What Google Says about Offline Relationships and the Social Web
Something has been irking me for a long time about social media and relationships and it hit me today when I ran across the presentation below from Paul Adams, a UX guy over at Google. My Aha! moment was beautifully presented and summed up by research Google has been doing about real-world relationships and how those are translated online. The findings show that we’re engaging in behavior in our online social networks (like Facebook) unlike any behavior we would conduct in our offline social lives.
Some of that is not our fault. With online social being relatively new, we’re still forced into whatever template we’re given to interact within. But, what Google suggests moving forward is that businesses must keep real-world relationships in mind when designing for their online presence. (More after the slideshow.)
Online social communities like Facebook (yes, Google seemed to be referring to Facebook a lot when using examples of what not to do) are currently a one-size-fits-all solution to grouping and communicating with the people in your life. They don’t allow us to compartmentalize the people we know just like we do in real life, which can cause frustration and anxiety for some of us.
Your Great Aunt Sally Just Had a Heart Attack
Here’s a scenario: your great aunt Sally is your friend on Facebook and you were tagged in a photo with a shot of tequila in one hand and your other arm wrapped firmly around some random bartender you met when you were vacationing in Mexico, whom also happened to be pulling off his or her shirt whilst giving the middle finger (no judging.) Well, guess what? Now you’ve soiled your great aunt Sally’s perception of her dear, sweet [insert name here].

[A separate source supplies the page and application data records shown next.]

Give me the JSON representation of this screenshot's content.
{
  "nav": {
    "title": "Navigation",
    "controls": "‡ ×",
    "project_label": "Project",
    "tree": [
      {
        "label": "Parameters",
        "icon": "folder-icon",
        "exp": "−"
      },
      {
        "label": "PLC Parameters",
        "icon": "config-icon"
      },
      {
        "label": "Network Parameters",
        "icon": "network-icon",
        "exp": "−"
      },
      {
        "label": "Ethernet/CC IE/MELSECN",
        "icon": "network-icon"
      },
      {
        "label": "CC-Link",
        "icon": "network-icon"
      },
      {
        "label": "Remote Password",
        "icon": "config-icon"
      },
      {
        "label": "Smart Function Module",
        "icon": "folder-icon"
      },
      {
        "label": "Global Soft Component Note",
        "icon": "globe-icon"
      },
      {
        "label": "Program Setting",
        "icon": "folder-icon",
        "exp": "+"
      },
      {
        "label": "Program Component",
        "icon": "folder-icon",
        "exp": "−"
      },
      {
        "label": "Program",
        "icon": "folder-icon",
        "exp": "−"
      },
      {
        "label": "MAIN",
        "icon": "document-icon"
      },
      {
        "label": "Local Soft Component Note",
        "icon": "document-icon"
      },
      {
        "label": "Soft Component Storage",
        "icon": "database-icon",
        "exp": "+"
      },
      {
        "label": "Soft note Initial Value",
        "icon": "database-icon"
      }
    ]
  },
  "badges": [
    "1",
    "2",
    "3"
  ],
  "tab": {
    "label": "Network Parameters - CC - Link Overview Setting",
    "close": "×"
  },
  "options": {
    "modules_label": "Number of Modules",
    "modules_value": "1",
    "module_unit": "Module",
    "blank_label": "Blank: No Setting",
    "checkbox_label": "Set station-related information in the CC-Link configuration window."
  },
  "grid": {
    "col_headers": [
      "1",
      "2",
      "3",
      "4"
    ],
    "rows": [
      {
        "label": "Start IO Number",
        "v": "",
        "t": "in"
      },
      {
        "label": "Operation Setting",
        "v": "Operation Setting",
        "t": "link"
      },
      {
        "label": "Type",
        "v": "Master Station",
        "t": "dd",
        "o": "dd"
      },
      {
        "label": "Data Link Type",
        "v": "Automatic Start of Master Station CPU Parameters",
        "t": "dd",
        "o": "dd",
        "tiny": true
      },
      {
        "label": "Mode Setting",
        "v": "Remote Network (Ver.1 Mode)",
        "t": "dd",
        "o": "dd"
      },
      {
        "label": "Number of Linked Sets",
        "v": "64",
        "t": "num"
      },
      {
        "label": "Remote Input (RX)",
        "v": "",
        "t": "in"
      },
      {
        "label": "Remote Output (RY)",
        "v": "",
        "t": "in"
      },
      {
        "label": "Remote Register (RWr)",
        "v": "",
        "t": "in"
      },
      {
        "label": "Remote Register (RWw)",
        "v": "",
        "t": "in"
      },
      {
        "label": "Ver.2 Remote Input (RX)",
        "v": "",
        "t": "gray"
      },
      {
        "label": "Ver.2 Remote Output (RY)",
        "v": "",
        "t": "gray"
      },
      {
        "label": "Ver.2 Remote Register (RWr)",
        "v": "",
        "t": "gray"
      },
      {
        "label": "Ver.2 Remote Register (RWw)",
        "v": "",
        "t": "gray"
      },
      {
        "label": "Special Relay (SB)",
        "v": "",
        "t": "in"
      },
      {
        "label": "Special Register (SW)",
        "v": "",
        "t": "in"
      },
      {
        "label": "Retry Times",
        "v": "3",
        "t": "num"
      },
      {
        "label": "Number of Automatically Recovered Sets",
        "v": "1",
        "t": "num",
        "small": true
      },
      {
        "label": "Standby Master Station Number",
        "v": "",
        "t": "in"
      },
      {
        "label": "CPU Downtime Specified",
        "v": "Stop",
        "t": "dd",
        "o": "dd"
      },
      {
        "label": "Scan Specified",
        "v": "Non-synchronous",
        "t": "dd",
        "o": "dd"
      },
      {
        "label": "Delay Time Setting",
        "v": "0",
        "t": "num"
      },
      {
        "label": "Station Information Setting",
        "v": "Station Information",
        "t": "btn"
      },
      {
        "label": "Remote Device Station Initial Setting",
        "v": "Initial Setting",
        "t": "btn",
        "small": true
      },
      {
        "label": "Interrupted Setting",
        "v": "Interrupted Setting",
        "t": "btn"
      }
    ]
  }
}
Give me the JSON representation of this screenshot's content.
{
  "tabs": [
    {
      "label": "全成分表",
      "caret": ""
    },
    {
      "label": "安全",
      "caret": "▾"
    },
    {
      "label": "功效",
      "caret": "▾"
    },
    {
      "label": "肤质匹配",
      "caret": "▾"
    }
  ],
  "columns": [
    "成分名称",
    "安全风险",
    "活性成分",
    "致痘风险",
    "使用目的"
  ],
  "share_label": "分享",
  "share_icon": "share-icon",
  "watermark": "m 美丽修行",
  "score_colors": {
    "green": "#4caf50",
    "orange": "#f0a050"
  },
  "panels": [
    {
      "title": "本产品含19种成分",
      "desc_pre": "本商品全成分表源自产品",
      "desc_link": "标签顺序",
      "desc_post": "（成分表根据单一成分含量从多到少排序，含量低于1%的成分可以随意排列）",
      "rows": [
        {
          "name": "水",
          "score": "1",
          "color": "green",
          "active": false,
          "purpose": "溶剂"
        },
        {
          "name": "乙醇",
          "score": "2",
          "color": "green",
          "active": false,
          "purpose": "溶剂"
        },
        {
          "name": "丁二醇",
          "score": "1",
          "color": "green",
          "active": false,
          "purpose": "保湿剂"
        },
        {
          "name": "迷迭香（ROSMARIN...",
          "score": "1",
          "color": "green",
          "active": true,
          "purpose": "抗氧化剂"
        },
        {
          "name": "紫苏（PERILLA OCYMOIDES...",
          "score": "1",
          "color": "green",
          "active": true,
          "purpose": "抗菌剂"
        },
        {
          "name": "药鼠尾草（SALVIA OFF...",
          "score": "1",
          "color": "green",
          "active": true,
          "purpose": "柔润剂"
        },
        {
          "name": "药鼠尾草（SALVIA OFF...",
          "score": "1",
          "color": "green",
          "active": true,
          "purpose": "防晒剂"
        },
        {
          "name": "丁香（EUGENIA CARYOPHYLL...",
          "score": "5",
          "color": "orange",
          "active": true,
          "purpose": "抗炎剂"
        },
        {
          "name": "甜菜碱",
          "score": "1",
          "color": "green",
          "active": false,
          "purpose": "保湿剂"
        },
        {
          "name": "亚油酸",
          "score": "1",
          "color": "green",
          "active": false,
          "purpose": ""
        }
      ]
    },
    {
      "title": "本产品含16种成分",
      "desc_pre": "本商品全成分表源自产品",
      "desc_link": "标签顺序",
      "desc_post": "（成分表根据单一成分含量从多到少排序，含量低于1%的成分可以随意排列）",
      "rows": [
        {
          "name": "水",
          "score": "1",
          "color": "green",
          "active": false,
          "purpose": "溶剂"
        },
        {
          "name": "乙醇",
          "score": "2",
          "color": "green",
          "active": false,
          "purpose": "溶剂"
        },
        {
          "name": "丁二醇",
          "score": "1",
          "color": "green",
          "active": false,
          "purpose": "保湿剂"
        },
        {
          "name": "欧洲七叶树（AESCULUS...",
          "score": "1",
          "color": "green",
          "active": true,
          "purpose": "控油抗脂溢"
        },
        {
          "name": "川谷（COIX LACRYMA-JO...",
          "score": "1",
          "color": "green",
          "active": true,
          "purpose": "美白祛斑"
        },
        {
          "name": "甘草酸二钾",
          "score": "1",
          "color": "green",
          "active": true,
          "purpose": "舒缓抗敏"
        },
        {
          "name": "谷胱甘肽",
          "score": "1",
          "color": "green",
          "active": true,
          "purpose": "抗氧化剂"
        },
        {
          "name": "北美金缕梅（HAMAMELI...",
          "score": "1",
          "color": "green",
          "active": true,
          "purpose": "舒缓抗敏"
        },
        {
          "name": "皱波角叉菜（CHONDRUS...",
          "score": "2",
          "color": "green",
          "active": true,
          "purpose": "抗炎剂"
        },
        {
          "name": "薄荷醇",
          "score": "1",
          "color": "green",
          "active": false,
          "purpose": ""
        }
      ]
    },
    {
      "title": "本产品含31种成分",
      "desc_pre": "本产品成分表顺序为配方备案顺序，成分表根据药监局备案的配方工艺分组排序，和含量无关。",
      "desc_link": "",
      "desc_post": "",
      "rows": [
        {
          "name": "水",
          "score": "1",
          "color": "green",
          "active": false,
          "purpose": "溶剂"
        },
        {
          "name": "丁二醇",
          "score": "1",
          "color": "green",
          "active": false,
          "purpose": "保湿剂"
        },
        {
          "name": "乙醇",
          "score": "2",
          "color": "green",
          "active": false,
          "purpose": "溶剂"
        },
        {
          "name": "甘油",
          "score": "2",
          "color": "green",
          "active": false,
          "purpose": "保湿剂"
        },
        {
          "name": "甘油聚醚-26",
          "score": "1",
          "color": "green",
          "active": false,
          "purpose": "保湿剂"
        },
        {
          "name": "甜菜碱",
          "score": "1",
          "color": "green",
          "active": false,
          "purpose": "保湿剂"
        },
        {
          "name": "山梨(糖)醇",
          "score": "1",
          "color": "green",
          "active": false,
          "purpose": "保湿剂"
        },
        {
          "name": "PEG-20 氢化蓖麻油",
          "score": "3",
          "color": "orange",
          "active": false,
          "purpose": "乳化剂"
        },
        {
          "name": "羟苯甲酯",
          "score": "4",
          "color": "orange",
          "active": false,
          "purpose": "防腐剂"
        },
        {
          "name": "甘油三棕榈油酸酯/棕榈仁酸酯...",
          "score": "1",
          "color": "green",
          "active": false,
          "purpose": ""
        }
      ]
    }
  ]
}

This is one of the many points Google’s research is making (except in Paul’s example, it was patrons of a gay bar and 10-year-old swimmers … I know it’s confusing, but you’ll have to just view the presentation). Point being: In our real lives, our various groups of friends and family never really intercept, unless we’ve instigated a somewhat controlled situation where that interaction occurs.
For example, if Great Aunt Sally was to meet said shirtless bartender, say, because she came out with you one night – wait, I take that back. Great Aunt Sally would likely never be in that situation with you. Point taken? But, let’s just say you started dating the bartender you met in Mexico and that person planned a visit to meet Great Aunt Sally; I’m pretty sure shirts would stay put and middle fingers would stay in line with the other four, right?
Google has been conducting the following experiment with people from all over the world: Map out your social network with the people in your life on sticky notes and arrange them how you want. Some could be friends based on a hobby, others based on shared life experiences and so on.
Google found that most people have an average of four to six different and separate groups of people in their lives. And just like in the presentation, I myself, have had a fantasy of bringing all those friends and family together in one place for an event.
Foolishly, I imagined all my different groups of friends getting along, chatting and making new friends even. That fantasy was wrong, horribly wrong. The cold, harsh reality is that those kinds of things rarely happen in the real world, so why should we expect it to work online?
Study Social Interaction Offline and Bring It Online
Former Facebook employee, Matt Cohler, was quoted in a recent article about Facebook by David Gelles of Financial Times, saying, “Facebook has always thought that anything that is social in the world can be social online. Anything where people ask their friends to help them make a decision – whether it’s food or movies or travel – could be transformed online by social.” In that same article, Mark Zuckerberg predicts that in a mere five years, every industry is going to be rethought in social terms (online social, of course).
But the important thing to remember is that it’s more than just creating a Facebook page or activating a Twitter account – it’s about bringing in the ways we treat real-world relationships online and doing it well.
In Paul’s presentation, he reiterates that you must focus on behavior, not technology. He says that businesses tend to focus on the technology while users focus on what it enables them to do. So, businesses need to focus on the end result first. And isn’t this Marketing 101? Focus on the benefits, not the features?
Paul’s presentation concluded with a recap of three main points for businesses to consider when looking to create a more social experience online:
- Design for multiple groups. People often have independent, multiple groups of people in their life that aren’t interconnected. This is the ecosystem you must design your website or products for.
- Design for different relationships. Something designed for just close friends to interact, will be different than something designed for friends of friends to interact.
- Design tools to support how people look to others. Other people are increasingly influencing others decisions. If you want people to use your website or product, you must design features that support the trend of people’s friends making decisions for them.
It seems that all this research by Google is actually giving us a sneak preview into how it will be handling social unlike the way its “rival” Facebook is handling social. Ironic … Google is going social and Facebook is going search, and they’re both looking at ways to make each other’s original idea better than what it was before.